Our story starts in the Netherlands with a museum director who wanted a painting by John Constable. In London, an art dealer had precisely what he was looking for. The two got together and agreed that the painting would be sent to the museum.
There was one glitch.
Paying For the Painting
The museum could not pay for the painting. However, by showing the painting to several donors, the director secured the purchase price. He just had to wire the money to the seller.
But then the unexpected happened.
The museum received an email that changed where the money was to be sent. Instead of its original destination, the $3.1 million was wired to Hong Kong. And then it disappeared.
The museum says the Constable painting belongs to it because they sent the money. The seller says it is the legal owner of the Constable since it never got paid. Each side says the other was hacked.
A court recently declared the museum could not sue the art gallery for negligence. But they need to decide much more. Someone has to own the Constable painting.
The court will decide.
Our Bottom Line: Private Property Rights
In a market economy, clearly articulated private property rights are crucial. Only then can goods and services be bought and sold with minimal transactions costs. Only then will owners be willing and able to improve and innovate. And, only then, would a buyer be willing to transfer the purchase price.
At first, the art gallery and the Dutch museum could negotiate the sale of the Constable because everyone knew who owned it. Now, until the courts clarify ownership, that painting is going nowhere.
It will remain at the Rijksmuseum Twenthe in Enschede, Netherlands:
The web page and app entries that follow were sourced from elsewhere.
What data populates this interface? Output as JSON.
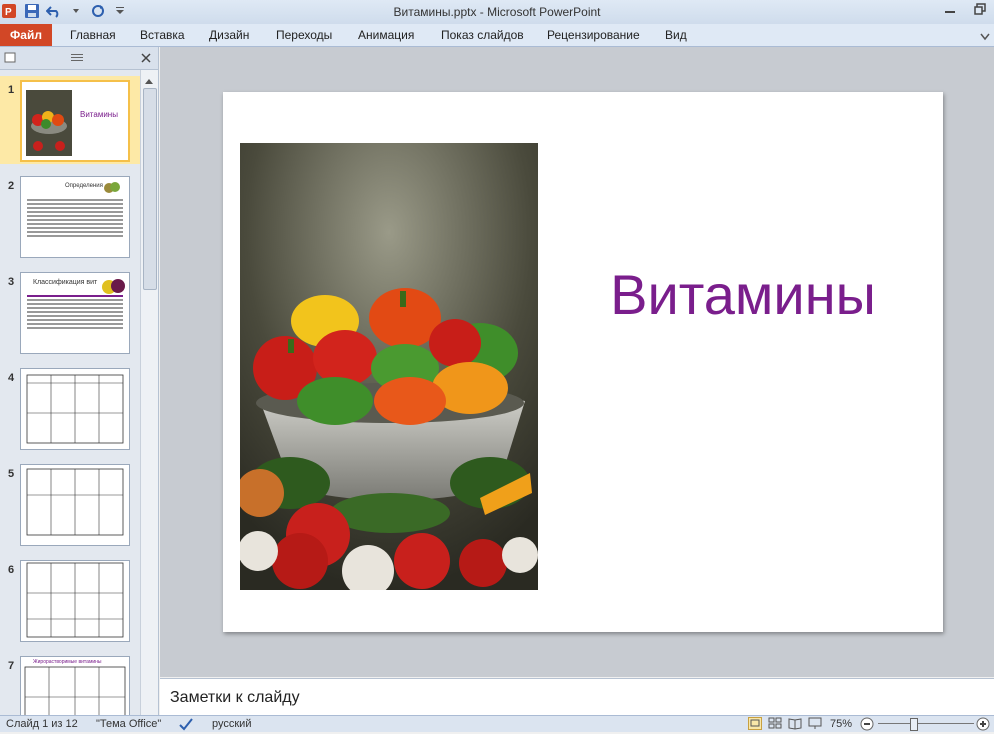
{
  "window": {
    "title": "Витамины.pptx - Microsoft PowerPoint"
  },
  "ribbon": {
    "file_tab": "Файл",
    "tabs": [
      "Главная",
      "Вставка",
      "Дизайн",
      "Переходы",
      "Анимация",
      "Показ слайдов",
      "Рецензирование",
      "Вид"
    ]
  },
  "thumbnails": [
    {
      "number": "1",
      "title": "Витамины"
    },
    {
      "number": "2",
      "title": "Определения"
    },
    {
      "number": "3",
      "title": "Классификация вит"
    },
    {
      "number": "4"
    },
    {
      "number": "5"
    },
    {
      "number": "6"
    },
    {
      "number": "7",
      "title": "Жирорастворимые витамины"
    }
  ],
  "slide": {
    "title": "Витамины"
  },
  "notes": {
    "placeholder": "Заметки к слайду"
  },
  "status": {
    "slide_info": "Слайд 1 из 12",
    "theme": "\"Тема Office\"",
    "language": "русский",
    "zoom": "75%"
  },
  "colors": {
    "file_tab": "#d24726",
    "title_purple": "#7a1e8c",
    "selected_thumb": "#fde9a6"
  }
}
Ideal for the classroom, econlife.com reflects Elaine Schwartz’s work as a teacher and a writer. As a teacher at the Kent Place School in Summit, NJ, she’s been an Endowed Chair in Economics and chaired the history department. She’s developed curricula, was a featured teacher in the Annenberg/CPB video project “The Economics Classroom,” and has written several books including Econ 101 ½ (Avon Books/Harper Collins). You can get econlife on a daily basis! Head to econlife.